▸ **Exercise prompt**: Would you find each line in the entries below with the string "форуме" and copy it?

▸ **Dataset content**:
+++

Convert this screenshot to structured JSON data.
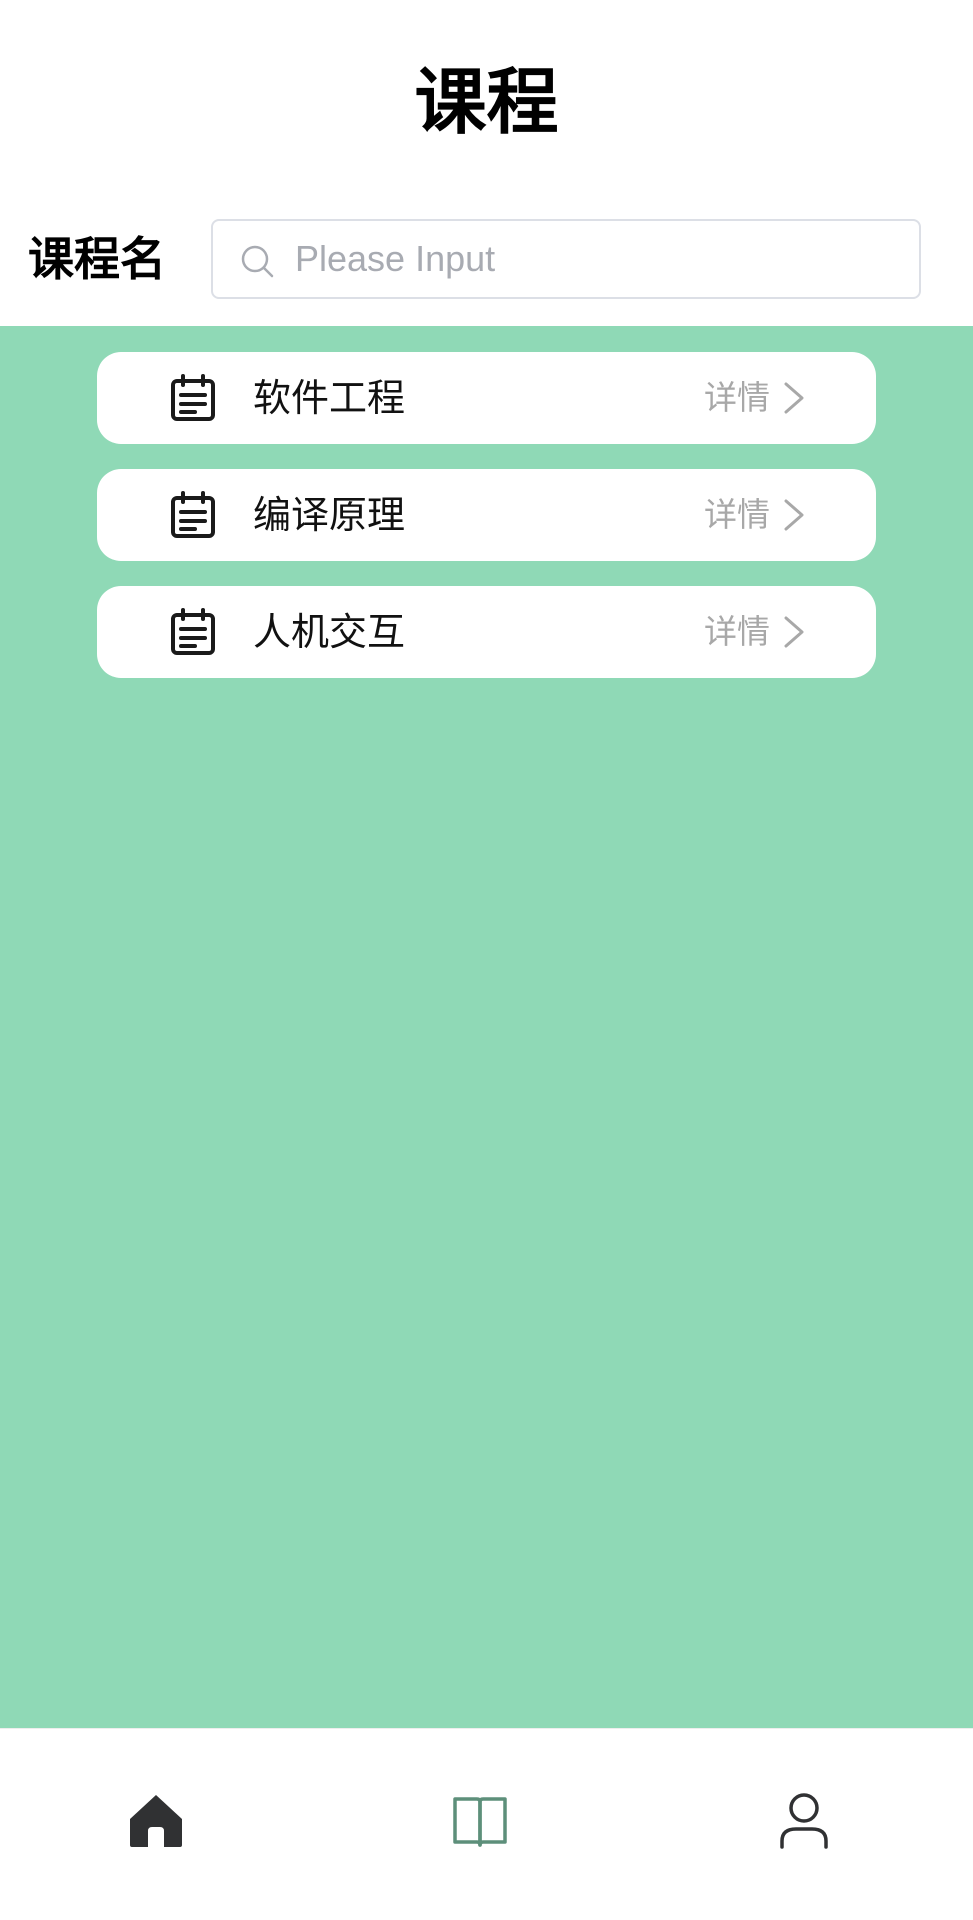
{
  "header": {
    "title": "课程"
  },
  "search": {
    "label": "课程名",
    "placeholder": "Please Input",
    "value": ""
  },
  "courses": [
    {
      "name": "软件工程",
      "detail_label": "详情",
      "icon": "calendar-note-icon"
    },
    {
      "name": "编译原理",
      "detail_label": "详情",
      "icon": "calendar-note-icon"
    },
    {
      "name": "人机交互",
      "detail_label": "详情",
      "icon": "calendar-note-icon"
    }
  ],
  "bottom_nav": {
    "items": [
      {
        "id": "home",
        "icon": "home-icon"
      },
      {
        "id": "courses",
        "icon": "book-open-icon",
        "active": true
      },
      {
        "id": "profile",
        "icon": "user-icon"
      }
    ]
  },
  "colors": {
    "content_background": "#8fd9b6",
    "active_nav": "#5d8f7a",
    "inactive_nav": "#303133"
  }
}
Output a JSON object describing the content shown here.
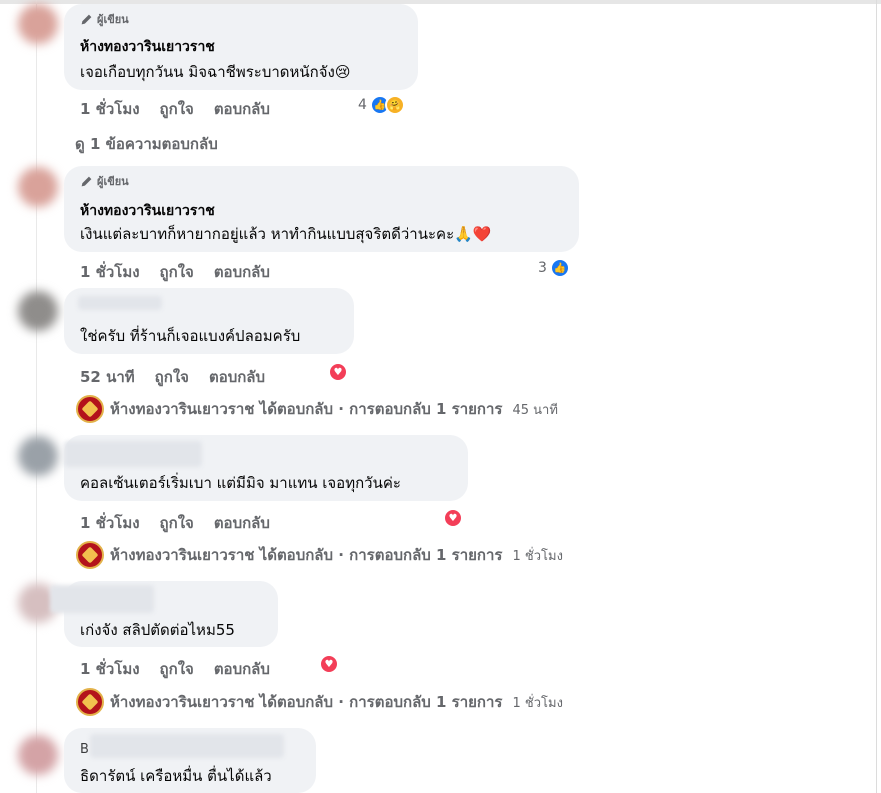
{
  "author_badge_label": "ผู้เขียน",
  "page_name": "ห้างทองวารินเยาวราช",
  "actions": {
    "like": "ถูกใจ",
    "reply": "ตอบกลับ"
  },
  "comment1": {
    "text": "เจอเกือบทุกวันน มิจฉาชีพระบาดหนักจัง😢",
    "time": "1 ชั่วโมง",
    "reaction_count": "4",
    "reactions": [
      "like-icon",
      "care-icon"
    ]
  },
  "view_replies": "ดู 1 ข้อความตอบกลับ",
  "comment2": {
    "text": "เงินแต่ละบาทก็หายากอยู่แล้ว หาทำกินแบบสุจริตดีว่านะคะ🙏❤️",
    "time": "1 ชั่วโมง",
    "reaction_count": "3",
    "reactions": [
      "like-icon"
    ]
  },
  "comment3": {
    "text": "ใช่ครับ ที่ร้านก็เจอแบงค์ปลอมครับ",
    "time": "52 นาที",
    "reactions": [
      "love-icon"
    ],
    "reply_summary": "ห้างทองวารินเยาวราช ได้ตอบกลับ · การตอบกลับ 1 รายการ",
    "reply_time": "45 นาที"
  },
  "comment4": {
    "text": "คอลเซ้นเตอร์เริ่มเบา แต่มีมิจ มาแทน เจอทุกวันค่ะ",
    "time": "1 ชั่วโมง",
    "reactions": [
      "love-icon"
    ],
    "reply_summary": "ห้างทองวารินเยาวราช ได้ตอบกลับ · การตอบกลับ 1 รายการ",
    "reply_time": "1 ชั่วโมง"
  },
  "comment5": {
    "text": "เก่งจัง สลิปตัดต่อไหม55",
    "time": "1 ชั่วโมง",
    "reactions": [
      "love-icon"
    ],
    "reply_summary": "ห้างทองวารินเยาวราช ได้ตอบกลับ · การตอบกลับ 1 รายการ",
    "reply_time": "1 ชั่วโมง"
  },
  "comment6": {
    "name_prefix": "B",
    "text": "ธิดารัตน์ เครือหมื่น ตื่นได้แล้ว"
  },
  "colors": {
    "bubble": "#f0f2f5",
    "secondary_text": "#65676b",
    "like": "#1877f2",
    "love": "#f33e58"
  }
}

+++

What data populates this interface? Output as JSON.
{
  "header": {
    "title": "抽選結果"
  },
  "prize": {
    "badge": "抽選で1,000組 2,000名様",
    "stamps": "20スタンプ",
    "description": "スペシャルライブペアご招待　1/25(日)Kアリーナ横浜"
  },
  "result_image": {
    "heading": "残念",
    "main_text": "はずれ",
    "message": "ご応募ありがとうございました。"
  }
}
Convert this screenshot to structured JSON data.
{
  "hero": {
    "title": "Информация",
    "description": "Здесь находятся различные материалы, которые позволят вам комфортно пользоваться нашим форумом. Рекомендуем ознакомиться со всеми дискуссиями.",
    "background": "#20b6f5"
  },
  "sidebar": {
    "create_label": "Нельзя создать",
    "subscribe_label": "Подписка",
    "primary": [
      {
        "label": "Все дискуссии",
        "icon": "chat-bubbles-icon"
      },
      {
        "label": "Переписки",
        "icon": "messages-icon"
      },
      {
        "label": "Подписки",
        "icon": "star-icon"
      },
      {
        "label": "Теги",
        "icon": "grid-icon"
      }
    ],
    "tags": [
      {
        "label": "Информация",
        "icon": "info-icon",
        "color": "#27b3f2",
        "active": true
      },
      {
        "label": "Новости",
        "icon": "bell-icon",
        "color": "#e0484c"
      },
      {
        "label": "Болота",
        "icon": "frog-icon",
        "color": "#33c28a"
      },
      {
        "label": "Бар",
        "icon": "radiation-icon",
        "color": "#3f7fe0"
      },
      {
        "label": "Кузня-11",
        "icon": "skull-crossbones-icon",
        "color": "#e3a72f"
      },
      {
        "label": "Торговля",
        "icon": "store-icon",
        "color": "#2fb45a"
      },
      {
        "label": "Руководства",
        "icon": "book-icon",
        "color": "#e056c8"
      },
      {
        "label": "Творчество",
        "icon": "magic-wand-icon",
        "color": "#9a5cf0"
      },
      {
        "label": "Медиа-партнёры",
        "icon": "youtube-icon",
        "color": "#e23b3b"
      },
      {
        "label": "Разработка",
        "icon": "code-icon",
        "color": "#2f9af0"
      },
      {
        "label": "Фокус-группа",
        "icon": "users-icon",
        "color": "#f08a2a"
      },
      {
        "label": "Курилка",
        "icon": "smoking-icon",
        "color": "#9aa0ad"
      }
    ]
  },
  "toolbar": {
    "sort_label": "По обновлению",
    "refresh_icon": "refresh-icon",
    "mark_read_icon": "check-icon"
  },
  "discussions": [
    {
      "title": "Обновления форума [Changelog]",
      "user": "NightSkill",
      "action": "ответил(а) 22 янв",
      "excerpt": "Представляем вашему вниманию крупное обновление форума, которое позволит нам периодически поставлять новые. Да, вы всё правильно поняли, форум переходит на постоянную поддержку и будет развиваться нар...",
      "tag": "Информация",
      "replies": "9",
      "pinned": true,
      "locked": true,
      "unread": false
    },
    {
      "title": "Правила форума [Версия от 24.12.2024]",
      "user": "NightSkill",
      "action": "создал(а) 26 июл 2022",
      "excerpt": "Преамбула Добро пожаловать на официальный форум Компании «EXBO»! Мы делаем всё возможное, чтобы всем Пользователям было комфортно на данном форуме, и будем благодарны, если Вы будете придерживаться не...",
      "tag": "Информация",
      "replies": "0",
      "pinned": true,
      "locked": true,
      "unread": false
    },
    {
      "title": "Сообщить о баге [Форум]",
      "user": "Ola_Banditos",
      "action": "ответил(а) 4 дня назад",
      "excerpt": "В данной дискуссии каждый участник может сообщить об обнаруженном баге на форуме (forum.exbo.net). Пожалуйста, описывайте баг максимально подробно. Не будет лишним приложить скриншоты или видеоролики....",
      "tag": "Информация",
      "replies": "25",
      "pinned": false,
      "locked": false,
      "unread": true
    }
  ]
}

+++

▸ **Answer box**:
      "excerpt": "Преамбула Добро пожаловать на официальный форум Компании «EXBO»! Мы делаем всё возможное, чтобы всем Пользователям было комфортно на данном форуме, и будем благодарны, если Вы будете придерживаться не...",
      "excerpt": "В данной дискуссии каждый участник может сообщить об обнаруженном баге на форуме (forum.exbo.net). Пожалуйста, описывайте баг максимально подробно. Не будет лишним приложить скриншоты или видеоролики....",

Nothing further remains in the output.